* _Instructions to follow_: From the first line to the last, copy the data exactly.

────────

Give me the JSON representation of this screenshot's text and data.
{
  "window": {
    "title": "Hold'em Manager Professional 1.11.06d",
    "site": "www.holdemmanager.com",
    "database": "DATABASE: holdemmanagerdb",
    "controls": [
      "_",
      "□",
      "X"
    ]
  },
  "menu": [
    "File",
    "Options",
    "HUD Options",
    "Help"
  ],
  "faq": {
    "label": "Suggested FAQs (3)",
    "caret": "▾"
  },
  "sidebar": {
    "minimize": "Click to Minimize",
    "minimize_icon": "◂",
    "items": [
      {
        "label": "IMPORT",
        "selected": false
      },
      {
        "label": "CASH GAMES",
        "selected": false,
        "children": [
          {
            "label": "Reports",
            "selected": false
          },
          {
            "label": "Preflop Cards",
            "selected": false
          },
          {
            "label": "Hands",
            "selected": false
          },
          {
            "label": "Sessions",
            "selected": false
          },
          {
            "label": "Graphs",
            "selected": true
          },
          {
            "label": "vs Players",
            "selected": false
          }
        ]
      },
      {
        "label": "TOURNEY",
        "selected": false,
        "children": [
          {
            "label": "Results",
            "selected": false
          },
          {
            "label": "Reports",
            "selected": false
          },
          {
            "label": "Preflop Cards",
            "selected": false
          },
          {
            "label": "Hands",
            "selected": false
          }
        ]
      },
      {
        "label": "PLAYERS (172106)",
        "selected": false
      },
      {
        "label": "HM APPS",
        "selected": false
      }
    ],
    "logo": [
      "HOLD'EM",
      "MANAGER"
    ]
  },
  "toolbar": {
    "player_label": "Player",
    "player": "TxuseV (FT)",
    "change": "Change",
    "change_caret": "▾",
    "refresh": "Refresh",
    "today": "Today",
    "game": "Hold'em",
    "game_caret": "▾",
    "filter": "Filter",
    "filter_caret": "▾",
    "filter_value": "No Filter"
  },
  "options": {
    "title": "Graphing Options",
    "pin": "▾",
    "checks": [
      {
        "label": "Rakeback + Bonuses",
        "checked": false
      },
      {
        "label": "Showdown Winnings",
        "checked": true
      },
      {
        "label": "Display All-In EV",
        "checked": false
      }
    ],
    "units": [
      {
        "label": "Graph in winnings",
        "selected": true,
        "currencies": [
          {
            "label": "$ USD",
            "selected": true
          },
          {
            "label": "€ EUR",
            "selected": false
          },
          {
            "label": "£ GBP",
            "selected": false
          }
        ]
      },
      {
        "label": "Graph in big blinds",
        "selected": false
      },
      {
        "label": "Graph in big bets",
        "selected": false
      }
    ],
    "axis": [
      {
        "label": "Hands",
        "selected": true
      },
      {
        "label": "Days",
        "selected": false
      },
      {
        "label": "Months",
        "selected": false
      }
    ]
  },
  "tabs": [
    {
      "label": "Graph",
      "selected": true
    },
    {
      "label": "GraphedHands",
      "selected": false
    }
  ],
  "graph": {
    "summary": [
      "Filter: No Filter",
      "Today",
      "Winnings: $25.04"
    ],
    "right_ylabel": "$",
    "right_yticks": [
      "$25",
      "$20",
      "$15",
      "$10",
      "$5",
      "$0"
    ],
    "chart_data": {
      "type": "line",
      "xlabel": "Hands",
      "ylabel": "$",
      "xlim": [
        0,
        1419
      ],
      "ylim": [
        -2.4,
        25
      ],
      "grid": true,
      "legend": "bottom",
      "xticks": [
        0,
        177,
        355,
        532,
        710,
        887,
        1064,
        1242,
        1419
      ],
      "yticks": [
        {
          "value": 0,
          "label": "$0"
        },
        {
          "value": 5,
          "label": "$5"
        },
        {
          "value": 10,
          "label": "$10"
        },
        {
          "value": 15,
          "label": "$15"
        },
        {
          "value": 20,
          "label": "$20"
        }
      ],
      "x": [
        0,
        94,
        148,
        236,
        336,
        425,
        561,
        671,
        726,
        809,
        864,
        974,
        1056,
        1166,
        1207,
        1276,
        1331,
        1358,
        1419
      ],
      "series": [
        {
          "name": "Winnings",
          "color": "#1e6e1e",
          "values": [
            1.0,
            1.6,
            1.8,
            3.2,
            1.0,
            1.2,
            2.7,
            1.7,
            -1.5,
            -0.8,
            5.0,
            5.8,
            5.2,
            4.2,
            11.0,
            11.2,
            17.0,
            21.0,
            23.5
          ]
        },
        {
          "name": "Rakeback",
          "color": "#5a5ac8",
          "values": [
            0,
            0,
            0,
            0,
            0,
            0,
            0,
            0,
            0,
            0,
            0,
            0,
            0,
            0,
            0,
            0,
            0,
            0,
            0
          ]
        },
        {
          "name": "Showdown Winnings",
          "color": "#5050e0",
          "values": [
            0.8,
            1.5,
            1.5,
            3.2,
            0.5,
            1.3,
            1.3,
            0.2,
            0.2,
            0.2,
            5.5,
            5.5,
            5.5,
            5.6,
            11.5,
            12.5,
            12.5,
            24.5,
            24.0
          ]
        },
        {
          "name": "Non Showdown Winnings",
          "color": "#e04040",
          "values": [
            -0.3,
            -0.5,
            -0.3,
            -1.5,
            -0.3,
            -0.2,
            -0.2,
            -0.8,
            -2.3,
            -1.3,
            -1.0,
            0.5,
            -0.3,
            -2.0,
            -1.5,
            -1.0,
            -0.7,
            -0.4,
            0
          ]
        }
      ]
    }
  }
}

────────

* _Output of the exercise_:
Give me the JSON representation of this screenshot's text and data.
{
  "window": {
    "title": "Hold'em Manager Professional 1.11.06d",
    "site": "www.holdemmanager.com",
    "database": "DATABASE: holdemmanagerdb",
    "controls": [
      "_",
      "□",
      "X"
    ]
  },
  "menu": [
    "File",
    "Options",
    "HUD Options",
    "Help"
  ],
  "faq": {
    "label": "Suggested FAQs (3)",
    "caret": "▾"
  },
  "sidebar": {
    "minimize": "Click to Minimize",
    "minimize_icon": "◂",
    "items": [
      {
        "label": "IMPORT",
        "selected": false
      },
      {
        "label": "CASH GAMES",
        "selected": false,
        "children": [
          {
            "label": "Reports",
            "selected": false
          },
          {
            "label": "Preflop Cards",
            "selected": false
          },
          {
            "label": "Hands",
            "selected": false
          },
          {
            "label": "Sessions",
            "selected": false
          },
          {
            "label": "Graphs",
            "selected": true
          },
          {
            "label": "vs Players",
            "selected": false
          }
        ]
      },
      {
        "label": "TOURNEY",
        "selected": false,
        "children": [
          {
            "label": "Results",
            "selected": false
          },
          {
            "label": "Reports",
            "selected": false
          },
          {
            "label": "Preflop Cards",
            "selected": false
          },
          {
            "label": "Hands",
            "selected": false
          }
        ]
      },
      {
        "label": "PLAYERS (172106)",
        "selected": false
      },
      {
        "label": "HM APPS",
        "selected": false
      }
    ],
    "logo": [
      "HOLD'EM",
      "MANAGER"
    ]
  },
  "toolbar": {
    "player_label": "Player",
    "player": "TxuseV (FT)",
    "change": "Change",
    "change_caret": "▾",
    "refresh": "Refresh",
    "today": "Today",
    "game": "Hold'em",
    "game_caret": "▾",
    "filter": "Filter",
    "filter_caret": "▾",
    "filter_value": "No Filter"
  },
  "options": {
    "title": "Graphing Options",
    "pin": "▾",
    "checks": [
      {
        "label": "Rakeback + Bonuses",
        "checked": false
      },
      {
        "label": "Showdown Winnings",
        "checked": true
      },
      {
        "label": "Display All-In EV",
        "checked": false
      }
    ],
    "units": [
      {
        "label": "Graph in winnings",
        "selected": true,
        "currencies": [
          {
            "label": "$ USD",
            "selected": true
          },
          {
            "label": "€ EUR",
            "selected": false
          },
          {
            "label": "£ GBP",
            "selected": false
          }
        ]
      },
      {
        "label": "Graph in big blinds",
        "selected": false
      },
      {
        "label": "Graph in big bets",
        "selected": false
      }
    ],
    "axis": [
      {
        "label": "Hands",
        "selected": true
      },
      {
        "label": "Days",
        "selected": false
      },
      {
        "label": "Months",
        "selected": false
      }
    ]
  },
  "tabs": [
    {
      "label": "Graph",
      "selected": true
    },
    {
      "label": "GraphedHands",
      "selected": false
    }
  ],
  "graph": {
    "summary": [
      "Filter: No Filter",
      "Today",
      "Winnings: $25.04"
    ],
    "right_ylabel": "$",
    "right_yticks": [
      "$25",
      "$20",
      "$15",
      "$10",
      "$5",
      "$0"
    ],
    "chart_data": {
      "type": "line",
      "xlabel": "Hands",
      "ylabel": "$",
      "xlim": [
        0,
        1419
      ],
      "ylim": [
        -2.4,
        25
      ],
      "grid": true,
      "legend": "bottom",
      "xticks": [
        0,
        177,
        355,
        532,
        710,
        887,
        1064,
        1242,
        1419
      ],
      "yticks": [
        {
          "value": 0,
          "label": "$0"
        },
        {
          "value": 5,
          "label": "$5"
        },
        {
          "value": 10,
          "label": "$10"
        },
        {
          "value": 15,
          "label": "$15"
        },
        {
          "value": 20,
          "label": "$20"
        }
      ],
      "x": [
        0,
        94,
        148,
        236,
        336,
        425,
        561,
        671,
        726,
        809,
        864,
        974,
        1056,
        1166,
        1207,
        1276,
        1331,
        1358,
        1419
      ],
      "series": [
        {
          "name": "Winnings",
          "color": "#1e6e1e",
          "values": [
            1.0,
            1.6,
            1.8,
            3.2,
            1.0,
            1.2,
            2.7,
            1.7,
            -1.5,
            -0.8,
            5.0,
            5.8,
            5.2,
            4.2,
            11.0,
            11.2,
            17.0,
            21.0,
            23.5
          ]
        },
        {
          "name": "Rakeback",
          "color": "#5a5ac8",
          "values": [
            0,
            0,
            0,
            0,
            0,
            0,
            0,
            0,
            0,
            0,
            0,
            0,
            0,
            0,
            0,
            0,
            0,
            0,
            0
          ]
        },
        {
          "name": "Showdown Winnings",
          "color": "#5050e0",
          "values": [
            0.8,
            1.5,
            1.5,
            3.2,
            0.5,
            1.3,
            1.3,
            0.2,
            0.2,
            0.2,
            5.5,
            5.5,
            5.5,
            5.6,
            11.5,
            12.5,
            12.5,
            24.5,
            24.0
          ]
        },
        {
          "name": "Non Showdown Winnings",
          "color": "#e04040",
          "values": [
            -0.3,
            -0.5,
            -0.3,
            -1.5,
            -0.3,
            -0.2,
            -0.2,
            -0.8,
            -2.3,
            -1.3,
            -1.0,
            0.5,
            -0.3,
            -2.0,
            -1.5,
            -1.0,
            -0.7,
            -0.4,
            0
          ]
        }
      ]
    }
  }
}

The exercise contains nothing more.